**Work to complete:** Set the data down once more, exactly as it is written.

------------------------------------------------

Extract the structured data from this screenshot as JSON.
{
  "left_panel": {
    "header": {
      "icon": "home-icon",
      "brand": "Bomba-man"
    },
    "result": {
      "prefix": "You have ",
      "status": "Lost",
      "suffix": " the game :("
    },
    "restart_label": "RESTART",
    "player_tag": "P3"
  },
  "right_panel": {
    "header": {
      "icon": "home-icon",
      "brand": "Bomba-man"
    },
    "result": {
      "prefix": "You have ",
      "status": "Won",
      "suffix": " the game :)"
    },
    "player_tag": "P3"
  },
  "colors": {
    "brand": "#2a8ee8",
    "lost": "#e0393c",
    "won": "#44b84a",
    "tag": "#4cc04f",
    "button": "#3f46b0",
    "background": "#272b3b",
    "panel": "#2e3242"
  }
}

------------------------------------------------

**Exercise solution:**
Extract the structured data from this screenshot as JSON.
{
  "left_panel": {
    "header": {
      "icon": "home-icon",
      "brand": "Bomba-man"
    },
    "result": {
      "prefix": "You have ",
      "status": "Lost",
      "suffix": " the game :("
    },
    "restart_label": "RESTART",
    "player_tag": "P3"
  },
  "right_panel": {
    "header": {
      "icon": "home-icon",
      "brand": "Bomba-man"
    },
    "result": {
      "prefix": "You have ",
      "status": "Won",
      "suffix": " the game :)"
    },
    "player_tag": "P3"
  },
  "colors": {
    "brand": "#2a8ee8",
    "lost": "#e0393c",
    "won": "#44b84a",
    "tag": "#4cc04f",
    "button": "#3f46b0",
    "background": "#272b3b",
    "panel": "#2e3242"
  }
}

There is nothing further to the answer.